Many people unconsciously make the mistake of reading from their slides or memorizing their script word-for-word without understanding their content – a definite way to stress themselves out.
Understanding your speech flow and content makes it easier for you to convert ideas and concepts into your own words which you can then clearly explain to others in a conversational manner. Designing your slides to include text prompts is also an easy hack to ensure you get to quickly recall your flow when your mind goes blank.
One way to understand is to memorize the over-arching concepts or ideas in your pitch. It helps you speak more naturally and let your personality shine through. It’s almost like taking your audience on a journey with a few key milestones.
5. Practice makes perfect
Like most people, many of us are not naturally attuned to public speaking. Rarely do individuals walk up to a large audience and present flawlessly without any research and preparation.
In fact, some of the top presenters make it look easy during showtime because they have spent countless hours behind-the-scenes in deep practice. Even great speakers like the late John F. Kennedy would spend months preparing his speech beforehand.
Public speaking, like any other skill, requires practice – whether it be practicing your speech countless of times in front of a mirror or making notes. As the saying goes, practice makes perfect!
6. Be authentic
There’s nothing wrong with feeling stressed before going up to speak in front of an audience.
Many people fear public speaking because they fear others will judge them for showing their true, vulnerable self. However, vulnerability can sometimes help you come across as more authentic and relatable as a speaker.
Drop the pretence of trying to act or speak like someone else and you’ll find that it’s worth the risk. You become more genuine, flexible and spontaneous, which makes it easier to handle unpredictable situations – whether it’s getting tough questions from the crowd or experiencing an unexpected technical difficulty.
To find out your authentic style of speaking is easy. Just pick a topic or issue you are passionate about and discuss this like you normally would with a close family or friend. It is like having a conversation with someone in a personal one-to-one setting. A great way to do this on stage is to select a random audience member(with a hopefully calming face) and speak to a single person at a time during your speech. You’ll find that it’s easier trying to connect to one person at a time than a whole room.
With that said, being comfortable enough to be yourself in front of others may take a little time and some experience, depending how comfortable you are with being yourself in front of others. But once you embrace it, stage fright will not be as intimidating as you initially thought.
Presenters like Barack Obama are a prime example of a genuine and passionate speaker:
7. Post speech evaluation
Last but not the least, if you’ve done public speaking and have been scarred from a bad experience, try seeing it as a lesson learned to improve yourself as a speaker.
Don’t beat yourself up after a presentation
We are the hardest on ourselves and it’s good to be. But when you finish delivering your speech or presentation, give yourself some recognition and a pat on the back.

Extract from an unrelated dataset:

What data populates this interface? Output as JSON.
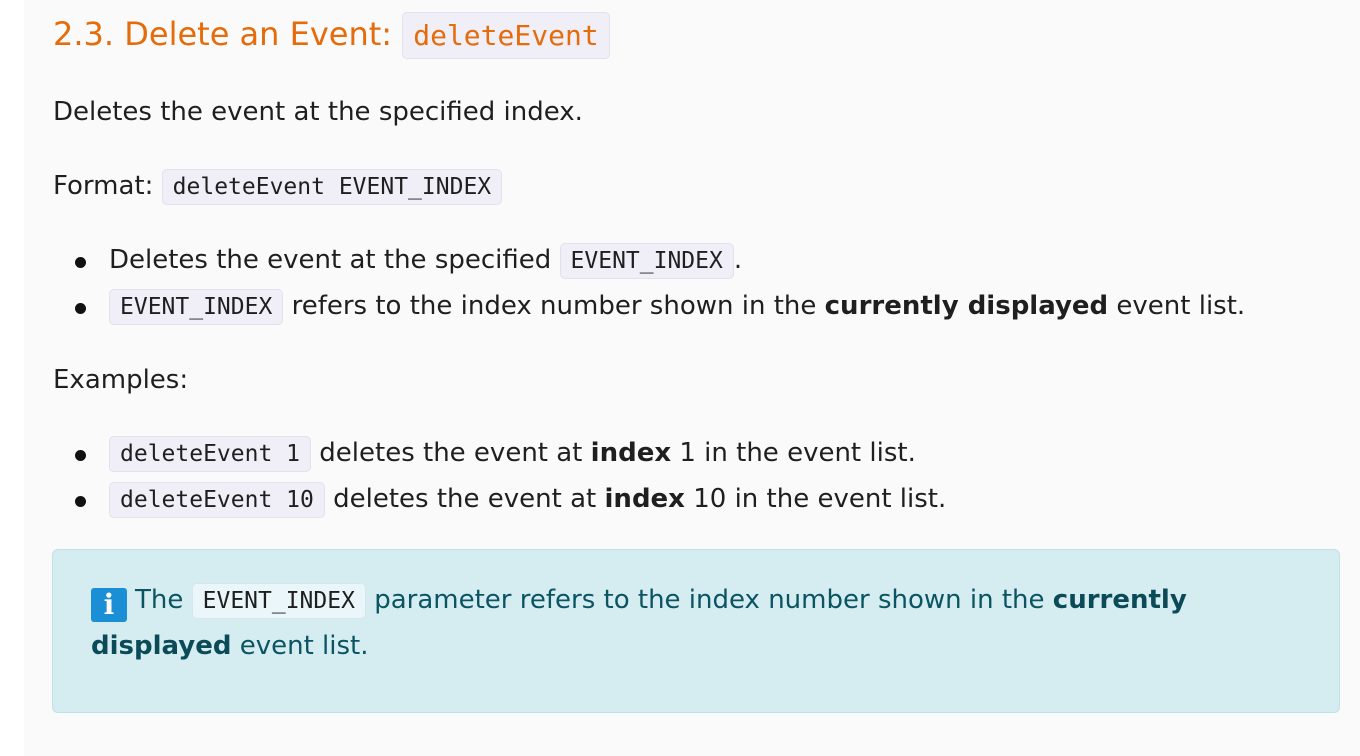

You managed to finish whatever you had to do and did not give up. You did not let your fears and insecurities get to you. Take a little more pride in your work and believe in yourself.

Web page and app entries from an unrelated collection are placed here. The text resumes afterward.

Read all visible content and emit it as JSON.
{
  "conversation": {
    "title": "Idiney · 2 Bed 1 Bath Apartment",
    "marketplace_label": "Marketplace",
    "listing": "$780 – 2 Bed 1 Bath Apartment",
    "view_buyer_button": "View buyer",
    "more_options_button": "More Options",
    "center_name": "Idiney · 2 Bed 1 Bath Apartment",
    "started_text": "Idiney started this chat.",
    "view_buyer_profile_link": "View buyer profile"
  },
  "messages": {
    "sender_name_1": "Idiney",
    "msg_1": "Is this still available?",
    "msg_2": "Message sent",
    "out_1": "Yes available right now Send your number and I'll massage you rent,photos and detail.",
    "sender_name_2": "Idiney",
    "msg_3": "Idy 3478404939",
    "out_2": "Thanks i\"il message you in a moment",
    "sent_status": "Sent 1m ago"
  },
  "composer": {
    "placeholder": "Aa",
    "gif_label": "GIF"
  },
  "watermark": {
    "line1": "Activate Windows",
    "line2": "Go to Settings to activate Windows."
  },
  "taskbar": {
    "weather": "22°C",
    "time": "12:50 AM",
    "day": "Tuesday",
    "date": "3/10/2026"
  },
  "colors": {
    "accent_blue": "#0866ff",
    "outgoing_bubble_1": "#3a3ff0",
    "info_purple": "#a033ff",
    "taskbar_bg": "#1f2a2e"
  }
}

Improve your next speech
As mentioned before, practice does make perfect. If you want to improve your public speaking skills, try asking someone to film you during a speech or presentation. Afterwards, watch and observe what you can do to improve yourself next time.
Here are some questions you can ask yourself after every speech:

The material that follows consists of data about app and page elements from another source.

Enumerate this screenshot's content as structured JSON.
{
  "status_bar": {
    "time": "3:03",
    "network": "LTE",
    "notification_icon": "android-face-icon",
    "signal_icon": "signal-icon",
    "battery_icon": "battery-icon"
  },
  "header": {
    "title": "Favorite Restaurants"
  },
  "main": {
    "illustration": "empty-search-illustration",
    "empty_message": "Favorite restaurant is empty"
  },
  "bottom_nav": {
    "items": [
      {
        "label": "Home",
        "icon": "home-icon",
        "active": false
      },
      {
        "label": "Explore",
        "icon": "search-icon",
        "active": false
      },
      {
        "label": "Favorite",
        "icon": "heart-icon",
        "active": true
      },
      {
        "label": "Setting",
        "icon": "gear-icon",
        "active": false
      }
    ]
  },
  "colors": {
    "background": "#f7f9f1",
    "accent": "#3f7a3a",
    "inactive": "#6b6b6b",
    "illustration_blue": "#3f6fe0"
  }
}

How did I do?
Are there any areas for improvement?
Did I sound or look stressed?
Did I stumble on my words? Why?
Was I saying “um” too often?
How was the flow of the speech?
Write everything you observed down and keep practicing and improving. In time, you’ll be able to better manage your fears of public speaking and appear more confident when it counts.
If you want even more tips about public speaking or delivering a great presentation, check out these articles too: